**Requirement**
Please print all the lines below exactly as they are written.

_ _ _

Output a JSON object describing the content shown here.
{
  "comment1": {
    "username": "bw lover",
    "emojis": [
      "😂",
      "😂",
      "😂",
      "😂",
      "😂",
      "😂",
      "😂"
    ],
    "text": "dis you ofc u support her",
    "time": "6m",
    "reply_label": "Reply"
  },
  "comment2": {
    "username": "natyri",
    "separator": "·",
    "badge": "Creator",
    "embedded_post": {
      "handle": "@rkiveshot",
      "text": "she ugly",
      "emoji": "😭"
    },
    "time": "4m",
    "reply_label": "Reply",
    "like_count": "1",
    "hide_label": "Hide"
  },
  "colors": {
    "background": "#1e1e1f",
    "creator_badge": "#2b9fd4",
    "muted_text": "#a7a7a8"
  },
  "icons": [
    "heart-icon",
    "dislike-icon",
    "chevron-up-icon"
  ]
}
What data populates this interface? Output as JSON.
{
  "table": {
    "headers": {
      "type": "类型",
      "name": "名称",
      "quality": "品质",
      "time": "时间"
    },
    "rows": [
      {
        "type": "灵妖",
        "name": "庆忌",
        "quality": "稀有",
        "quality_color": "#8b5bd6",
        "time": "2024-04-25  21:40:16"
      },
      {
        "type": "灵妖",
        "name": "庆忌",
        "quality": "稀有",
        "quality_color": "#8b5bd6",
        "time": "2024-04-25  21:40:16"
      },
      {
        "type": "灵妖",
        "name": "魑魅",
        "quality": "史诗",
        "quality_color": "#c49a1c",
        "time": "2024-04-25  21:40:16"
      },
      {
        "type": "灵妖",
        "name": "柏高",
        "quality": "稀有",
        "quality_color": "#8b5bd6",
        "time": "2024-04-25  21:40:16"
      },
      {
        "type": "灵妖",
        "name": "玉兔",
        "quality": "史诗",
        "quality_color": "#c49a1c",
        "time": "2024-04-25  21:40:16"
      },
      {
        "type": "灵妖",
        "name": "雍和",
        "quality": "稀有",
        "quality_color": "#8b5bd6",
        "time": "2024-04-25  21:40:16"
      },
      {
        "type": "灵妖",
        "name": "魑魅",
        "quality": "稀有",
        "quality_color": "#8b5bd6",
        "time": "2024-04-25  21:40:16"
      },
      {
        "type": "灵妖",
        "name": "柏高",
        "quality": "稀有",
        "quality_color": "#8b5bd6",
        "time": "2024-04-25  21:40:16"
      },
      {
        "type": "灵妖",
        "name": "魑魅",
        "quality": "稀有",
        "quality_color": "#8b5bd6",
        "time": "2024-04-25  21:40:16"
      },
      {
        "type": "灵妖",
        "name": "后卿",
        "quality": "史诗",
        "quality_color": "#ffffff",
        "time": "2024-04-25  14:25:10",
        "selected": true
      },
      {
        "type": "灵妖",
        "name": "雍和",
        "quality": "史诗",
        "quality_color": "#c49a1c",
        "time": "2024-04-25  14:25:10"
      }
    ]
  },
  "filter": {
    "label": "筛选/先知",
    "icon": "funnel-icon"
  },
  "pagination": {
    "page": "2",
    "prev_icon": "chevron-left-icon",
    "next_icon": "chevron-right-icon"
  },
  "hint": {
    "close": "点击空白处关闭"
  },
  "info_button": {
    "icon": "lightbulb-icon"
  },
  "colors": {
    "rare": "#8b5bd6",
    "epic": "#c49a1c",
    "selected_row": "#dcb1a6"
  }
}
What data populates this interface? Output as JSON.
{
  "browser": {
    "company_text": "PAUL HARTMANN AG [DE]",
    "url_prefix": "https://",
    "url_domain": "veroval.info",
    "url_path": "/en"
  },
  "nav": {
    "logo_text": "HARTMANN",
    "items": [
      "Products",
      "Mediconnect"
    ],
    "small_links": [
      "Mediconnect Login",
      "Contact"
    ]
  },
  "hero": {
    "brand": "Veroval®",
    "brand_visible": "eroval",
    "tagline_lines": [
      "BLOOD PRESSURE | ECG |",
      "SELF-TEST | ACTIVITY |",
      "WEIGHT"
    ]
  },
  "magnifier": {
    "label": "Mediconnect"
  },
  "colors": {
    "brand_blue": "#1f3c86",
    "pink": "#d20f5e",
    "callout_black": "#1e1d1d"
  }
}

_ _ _

**Solution to the exercise**
Output a JSON object describing the content shown here.
{
  "comment1": {
    "username": "bw lover",
    "emojis": [
      "😂",
      "😂",
      "😂",
      "😂",
      "😂",
      "😂",
      "😂"
    ],
    "text": "dis you ofc u support her",
    "time": "6m",
    "reply_label": "Reply"
  },
  "comment2": {
    "username": "natyri",
    "separator": "·",
    "badge": "Creator",
    "embedded_post": {
      "handle": "@rkiveshot",
      "text": "she ugly",
      "emoji": "😭"
    },
    "time": "4m",
    "reply_label": "Reply",
    "like_count": "1",
    "hide_label": "Hide"
  },
  "colors": {
    "background": "#1e1e1f",
    "creator_badge": "#2b9fd4",
    "muted_text": "#a7a7a8"
  },
  "icons": [
    "heart-icon",
    "dislike-icon",
    "chevron-up-icon"
  ]
}
What data populates this interface? Output as JSON.
{
  "table": {
    "headers": {
      "type": "类型",
      "name": "名称",
      "quality": "品质",
      "time": "时间"
    },
    "rows": [
      {
        "type": "灵妖",
        "name": "庆忌",
        "quality": "稀有",
        "quality_color": "#8b5bd6",
        "time": "2024-04-25  21:40:16"
      },
      {
        "type": "灵妖",
        "name": "庆忌",
        "quality": "稀有",
        "quality_color": "#8b5bd6",
        "time": "2024-04-25  21:40:16"
      },
      {
        "type": "灵妖",
        "name": "魑魅",
        "quality": "史诗",
        "quality_color": "#c49a1c",
        "time": "2024-04-25  21:40:16"
      },
      {
        "type": "灵妖",
        "name": "柏高",
        "quality": "稀有",
        "quality_color": "#8b5bd6",
        "time": "2024-04-25  21:40:16"
      },
      {
        "type": "灵妖",
        "name": "玉兔",
        "quality": "史诗",
        "quality_color": "#c49a1c",
        "time": "2024-04-25  21:40:16"
      },
      {
        "type": "灵妖",
        "name": "雍和",
        "quality": "稀有",
        "quality_color": "#8b5bd6",
        "time": "2024-04-25  21:40:16"
      },
      {
        "type": "灵妖",
        "name": "魑魅",
        "quality": "稀有",
        "quality_color": "#8b5bd6",
        "time": "2024-04-25  21:40:16"
      },
      {
        "type": "灵妖",
        "name": "柏高",
        "quality": "稀有",
        "quality_color": "#8b5bd6",
        "time": "2024-04-25  21:40:16"
      },
      {
        "type": "灵妖",
        "name": "魑魅",
        "quality": "稀有",
        "quality_color": "#8b5bd6",
        "time": "2024-04-25  21:40:16"
      },
      {
        "type": "灵妖",
        "name": "后卿",
        "quality": "史诗",
        "quality_color": "#ffffff",
        "time": "2024-04-25  14:25:10",
        "selected": true
      },
      {
        "type": "灵妖",
        "name": "雍和",
        "quality": "史诗",
        "quality_color": "#c49a1c",
        "time": "2024-04-25  14:25:10"
      }
    ]
  },
  "filter": {
    "label": "筛选/先知",
    "icon": "funnel-icon"
  },
  "pagination": {
    "page": "2",
    "prev_icon": "chevron-left-icon",
    "next_icon": "chevron-right-icon"
  },
  "hint": {
    "close": "点击空白处关闭"
  },
  "info_button": {
    "icon": "lightbulb-icon"
  },
  "colors": {
    "rare": "#8b5bd6",
    "epic": "#c49a1c",
    "selected_row": "#dcb1a6"
  }
}
What data populates this interface? Output as JSON.
{
  "browser": {
    "company_text": "PAUL HARTMANN AG [DE]",
    "url_prefix": "https://",
    "url_domain": "veroval.info",
    "url_path": "/en"
  },
  "nav": {
    "logo_text": "HARTMANN",
    "items": [
      "Products",
      "Mediconnect"
    ],
    "small_links": [
      "Mediconnect Login",
      "Contact"
    ]
  },
  "hero": {
    "brand": "Veroval®",
    "brand_visible": "eroval",
    "tagline_lines": [
      "BLOOD PRESSURE | ECG |",
      "SELF-TEST | ACTIVITY |",
      "WEIGHT"
    ]
  },
  "magnifier": {
    "label": "Mediconnect"
  },
  "colors": {
    "brand_blue": "#1f3c86",
    "pink": "#d20f5e",
    "callout_black": "#1e1d1d"
  }
}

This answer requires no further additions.